Date of Award


Degree Type


Degree Name

Master of Science


Psychological Science


Psychological Science (MS)

First Advisor/Chairperson

Joshua Carlson

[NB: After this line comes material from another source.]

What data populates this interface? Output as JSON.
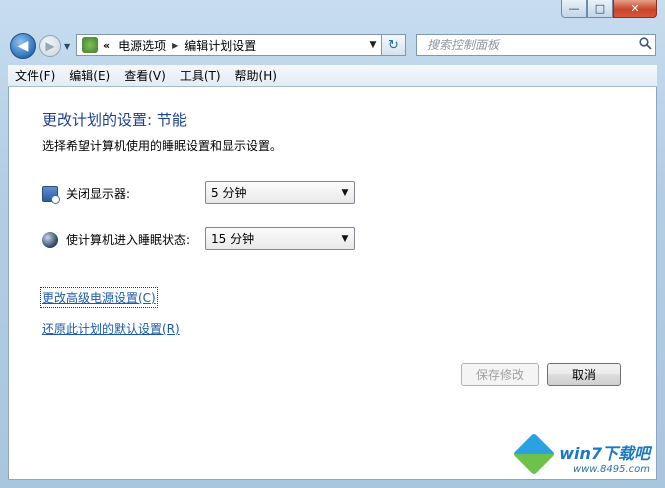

Anxiety disorders are among one of the most debilitating and prevalent mental disorders. Maladaptive anxiety has been associated with enhanced attention bias to threat as well as heightened error-monitoring following an erroneous response. In an effort to reduce an anxious individual’s attention bias to threat, an attention training paradigm known as attention bias modification (ABM) was developed. While ABM training has demonstrated the ability to reduce attention bias and anxiety symptoms, there are inconsistencies in the magnitude of symptom reduction and there is a lack of neuroimaging support in regards to ABM outcome. Therefore, this study evaluated the outcome of ABM training using error-related negativity (ERN) an event-related potential (ERP) that is associated with an error-monitoring response after an individual commits an error. To elicit an erroneous response a modified flanker task paradigm was used. The ERN has the potential to be used as a measure of ABM outcome due to the common neural structures that both processes recruit – in particular, the anterior cingulate cortex (ACC). The results demonstrate no reduction in anxiety following ABM, but reductions in attention bias in both the ABM and control groups. There were also no significant relationships between ERN and ABM outcome, suggesting that ERN is not an effective measure of functional outcome. Limitations and future directions involving multi-session ABM and functional outcomes are discussed.

Access Type

Open Access